The first season of USA’s television extension of the popular (and probably eternal) The Purge franchise was little more than a rehash of the various films that had come before. The decision to stay in the franchise’s chosen lane of government-sanctioned anarchy and the annual madness that ensues during a 12-hour period makes sense; after all, the show’s producers likely wanted to avoid alienating their devoted fan base by venturing too far from what happy ticket-buyers had come to expect. That’s all set to change with season 2, however, as the series takes a much-needed turn away from the actual Purge, and finds itself with an intriguing premise that helps color a world obsessed with and largely run by its anticipation of each successive Purge.
To do so, the series shifts its attention to the 364 days between Purges. That shouldn’t worry Purge fans, though, as the season premiere, ‘This is Not a Test,’ takes place in the waning hours of the most recent wave of anarchy, introducing a new crop of characters, notably (the always fantastic) Derek Luke as Marcus Moore, a doctor who finds his expensive anti-Purge security system circumvented by a masked intruder trying to kill him and his wife Michelle (Rochelle Aytes).
Like season 1, the story is sprawling, and tells a number of parallel, sometimes overlapping stories, only this time, it works to bring something new to the table. This time the series includes a couple of frat bros, Ben (Joel Allen) and his cowardly buddy played by Matt Shively, who make the mistake of venturing out on Purge night in order to go full Logan Paul and snag photos of people who’ve taken their own lives under a suicide bridge. At the same time the fraternity brothers' excursion turns elaborately violent, when Ben falls into the trap of a Purger in a white mask with ‘God’ scrawled on the forehead, a group of high-tech thieves are robbing a bank, only to be caught unawares by a group of Jackals (i.e., thieves who steal from thieves on Purge night). The standoff between the two groups puts them all in a time crunch, as Purge rules state anyone still in the process of committing a crime when the bell sounds will be prosecuted to the fullest extent of the law. This puts team leader Ryan Grant (Max Martini) in a bind when his reckless teammate risks being in violation of the rules for some extra cash.
This time, The Purge also introduces Esme Carmona (Paola Nuñez), a security professional who monitors activity during and after the Purge, to seek out violators and keep those whose governmental rank is high enough to make it illegal for any harm to come to them during those chaotic 12 hours.
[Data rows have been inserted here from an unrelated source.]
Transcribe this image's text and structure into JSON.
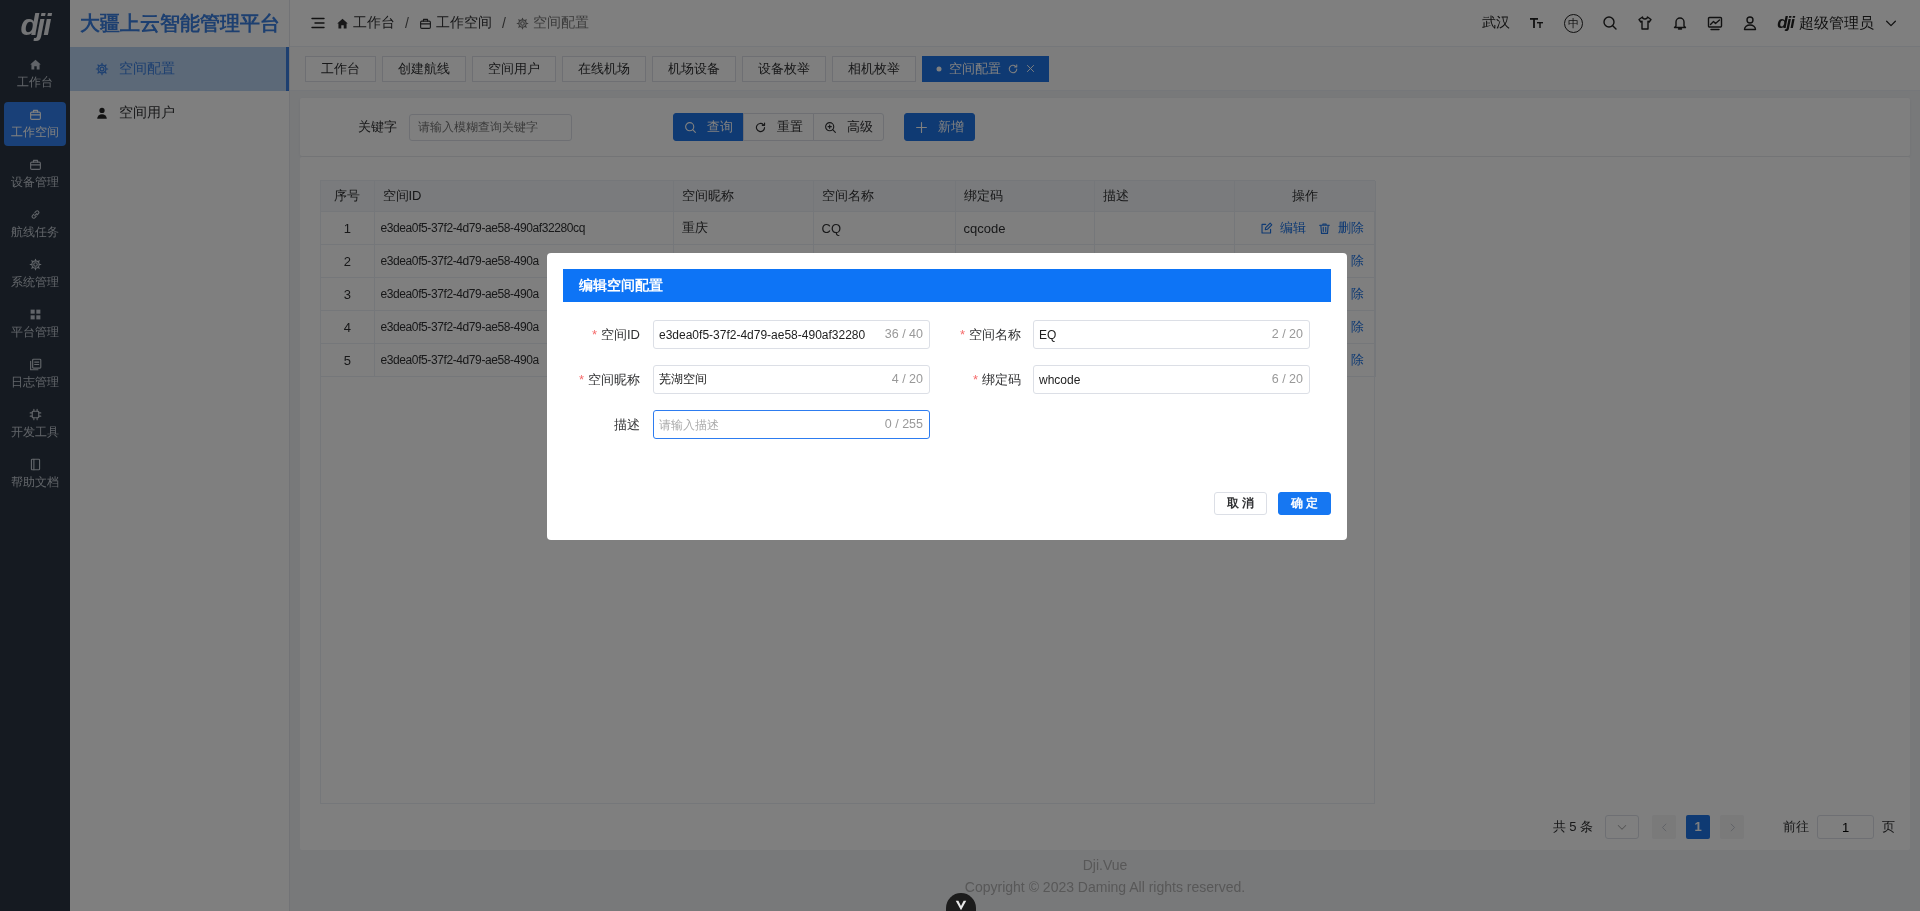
{
  "rail": {
    "logo": "dji",
    "items": [
      {
        "label": "工作台",
        "selected": false
      },
      {
        "label": "工作空间",
        "selected": true
      },
      {
        "label": "设备管理",
        "selected": false
      },
      {
        "label": "航线任务",
        "selected": false
      },
      {
        "label": "系统管理",
        "selected": false
      },
      {
        "label": "平台管理",
        "selected": false
      },
      {
        "label": "日志管理",
        "selected": false
      },
      {
        "label": "开发工具",
        "selected": false
      },
      {
        "label": "帮助文档",
        "selected": false
      }
    ]
  },
  "sidebar": {
    "title": "大疆上云智能管理平台",
    "items": [
      {
        "label": "空间配置",
        "selected": true
      },
      {
        "label": "空间用户",
        "selected": false
      }
    ]
  },
  "header": {
    "breadcrumb": [
      {
        "label": "工作台",
        "separator": "/"
      },
      {
        "label": "工作空间",
        "separator": "/"
      },
      {
        "label": "空间配置"
      }
    ],
    "city": "武汉",
    "language": "中",
    "logo": "dji",
    "user": "超级管理员"
  },
  "tabs": [
    {
      "label": "工作台",
      "selected": false
    },
    {
      "label": "创建航线",
      "selected": false
    },
    {
      "label": "空间用户",
      "selected": false
    },
    {
      "label": "在线机场",
      "selected": false
    },
    {
      "label": "机场设备",
      "selected": false
    },
    {
      "label": "设备枚举",
      "selected": false
    },
    {
      "label": "相机枚举",
      "selected": false
    },
    {
      "label": "空间配置",
      "selected": true
    }
  ],
  "search": {
    "label": "关键字",
    "placeholder": "请输入模糊查询关键字",
    "buttons": [
      {
        "label": "查询",
        "kind": "group_primary"
      },
      {
        "label": "重置",
        "kind": "group_plain"
      },
      {
        "label": "高级",
        "kind": "group_plain"
      },
      {
        "label": "新增",
        "kind": "primary"
      }
    ]
  },
  "table": {
    "columns": [
      "序号",
      "空间ID",
      "空间昵称",
      "空间名称",
      "绑定码",
      "描述",
      "操作"
    ],
    "rows": [
      {
        "index": "1",
        "id": "e3dea0f5-37f2-4d79-ae58-490af32280cq",
        "nickname": "重庆",
        "name": "CQ",
        "code": "cqcode",
        "actions": [
          {
            "label": "编辑",
            "kind": "edit"
          },
          {
            "label": "删除",
            "kind": "delete"
          }
        ]
      },
      {
        "index": "2",
        "id": "e3dea0f5-37f2-4d79-ae58-490a",
        "actions": [
          {
            "label": "除",
            "kind": "delete_cut"
          }
        ]
      },
      {
        "index": "3",
        "id": "e3dea0f5-37f2-4d79-ae58-490a",
        "actions": [
          {
            "label": "除",
            "kind": "delete_cut"
          }
        ]
      },
      {
        "index": "4",
        "id": "e3dea0f5-37f2-4d79-ae58-490a",
        "actions": [
          {
            "label": "除",
            "kind": "delete_cut"
          }
        ]
      },
      {
        "index": "5",
        "id": "e3dea0f5-37f2-4d79-ae58-490a",
        "actions": [
          {
            "label": "除",
            "kind": "delete_cut"
          }
        ]
      }
    ]
  },
  "pagination": {
    "total": "共 5 条",
    "pages": [
      {
        "label": "1",
        "selected": true
      }
    ],
    "goto_label": "前往",
    "goto_value": "1",
    "goto_suffix": "页"
  },
  "footer": {
    "name": "Dji.Vue",
    "copyright": "Copyright © 2023 Daming All rights reserved."
  },
  "dialog": {
    "title": "编辑空间配置",
    "fields": [
      {
        "label": "空间ID",
        "required_mark": "*",
        "value": "e3dea0f5-37f2-4d79-ae58-490af32280",
        "count": "36 / 40",
        "focused": false
      },
      {
        "label": "空间名称",
        "required_mark": "*",
        "value": "EQ",
        "count": "2 / 20",
        "focused": false
      },
      {
        "label": "空间昵称",
        "required_mark": "*",
        "value": "芜湖空间",
        "count": "4 / 20",
        "focused": false
      },
      {
        "label": "绑定码",
        "required_mark": "*",
        "value": "whcode",
        "count": "6 / 20",
        "focused": false
      },
      {
        "label": "描述",
        "placeholder": "请输入描述",
        "count": "0 / 255",
        "focused": true
      }
    ],
    "buttons": [
      {
        "label": "取 消",
        "kind": "plain"
      },
      {
        "label": "确 定",
        "kind": "primary"
      }
    ]
  }
}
At first, this seems like an extension of the franchise’s behind-the-scenes look at the confounding bureaucracy that helped create and implement something as ridiculous and disturbing as the Purge, but, like all the other storylines, it soon reveals itself to be fundamentally different than what’s come before. That is mostly due to the fact that these characters will soon be abiding by the laws that govern society during the other 364 days of the year, and will do so in the direct aftermath of the bedlam they’ve either witnessed, participated in, or were the victim of just hours earlier.
The shift effectively creates a brave new world for The Purge franchise, one where the writers are given a chance to more fully explore the consequences of that single 12-hour period, and to draw a more complete picture of a world that has effectively become addicted to the lawlessness of a single night. And by placing its narrative and characters in a society still mostly governed by laws that more closely resemble the world viewers recognize, the series must rewrite its own rule book. As it turns out, doing so results in a clever reinvention of the franchise, one that’s reinforced by some strong performances - particularly Luke’s, as Marcus discovers there’s more to his Purge nightmare than meets the eye.
Season 2 seems particularly interested in examining how the Purge’s sanctioned violence and criminality only begets more violence and criminality. That might threaten to turn the series into Purge Preppers, were it not for examples of how the world has become increasingly unfazed by the Purge, and how the population have either become numbed to its violence and lawlessness (unless it impacts them directly) or, worse, are inspired to take to streets and participate. It's a positive sign that, of the episodes made available to critics ahead of time, The Purge appears committed to using its time away from the Purge to more fully consider the world it has created.
If nothing else, The Purge season 2 offers welcome new spin on the long-running franchise, one that has the potential to venture down avenues always hinted at but never explored. It may be overdue for a franchise that has largely stuck to a single successful formula (and who can blame them?), but better late than never.
The Purge season 2 premieres Tuesday, October 15 @9pm on USA.